ACTIVITY:
Could the data below be copied out in full, word for word?

RECORDS FOR THE TASK:
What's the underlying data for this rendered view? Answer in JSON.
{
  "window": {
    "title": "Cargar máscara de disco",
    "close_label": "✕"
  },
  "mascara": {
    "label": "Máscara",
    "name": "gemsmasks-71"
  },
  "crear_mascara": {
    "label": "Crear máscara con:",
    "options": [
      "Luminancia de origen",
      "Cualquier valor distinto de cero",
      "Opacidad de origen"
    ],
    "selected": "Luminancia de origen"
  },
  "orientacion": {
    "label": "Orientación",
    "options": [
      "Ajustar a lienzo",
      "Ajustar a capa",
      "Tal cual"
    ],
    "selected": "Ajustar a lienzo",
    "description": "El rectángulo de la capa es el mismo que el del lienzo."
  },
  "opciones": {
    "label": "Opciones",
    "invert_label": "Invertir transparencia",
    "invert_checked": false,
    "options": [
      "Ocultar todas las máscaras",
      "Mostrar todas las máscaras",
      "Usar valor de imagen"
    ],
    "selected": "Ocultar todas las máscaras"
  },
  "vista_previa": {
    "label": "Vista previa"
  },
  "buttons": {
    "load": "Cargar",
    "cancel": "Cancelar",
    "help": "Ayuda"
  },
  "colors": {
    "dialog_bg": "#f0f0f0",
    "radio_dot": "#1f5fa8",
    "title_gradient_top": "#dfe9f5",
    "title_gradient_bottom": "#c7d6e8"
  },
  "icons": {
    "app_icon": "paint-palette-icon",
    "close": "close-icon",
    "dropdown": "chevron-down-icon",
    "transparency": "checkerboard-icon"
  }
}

WRITTEN RESPONSE:
What's the underlying data for this rendered view? Answer in JSON.
{
  "window": {
    "title": "Cargar máscara de disco",
    "close_label": "✕"
  },
  "mascara": {
    "label": "Máscara",
    "name": "gemsmasks-71"
  },
  "crear_mascara": {
    "label": "Crear máscara con:",
    "options": [
      "Luminancia de origen",
      "Cualquier valor distinto de cero",
      "Opacidad de origen"
    ],
    "selected": "Luminancia de origen"
  },
  "orientacion": {
    "label": "Orientación",
    "options": [
      "Ajustar a lienzo",
      "Ajustar a capa",
      "Tal cual"
    ],
    "selected": "Ajustar a lienzo",
    "description": "El rectángulo de la capa es el mismo que el del lienzo."
  },
  "opciones": {
    "label": "Opciones",
    "invert_label": "Invertir transparencia",
    "invert_checked": false,
    "options": [
      "Ocultar todas las máscaras",
      "Mostrar todas las máscaras",
      "Usar valor de imagen"
    ],
    "selected": "Ocultar todas las máscaras"
  },
  "vista_previa": {
    "label": "Vista previa"
  },
  "buttons": {
    "load": "Cargar",
    "cancel": "Cancelar",
    "help": "Ayuda"
  },
  "colors": {
    "dialog_bg": "#f0f0f0",
    "radio_dot": "#1f5fa8",
    "title_gradient_top": "#dfe9f5",
    "title_gradient_bottom": "#c7d6e8"
  },
  "icons": {
    "app_icon": "paint-palette-icon",
    "close": "close-icon",
    "dropdown": "chevron-down-icon",
    "transparency": "checkerboard-icon"
  }
}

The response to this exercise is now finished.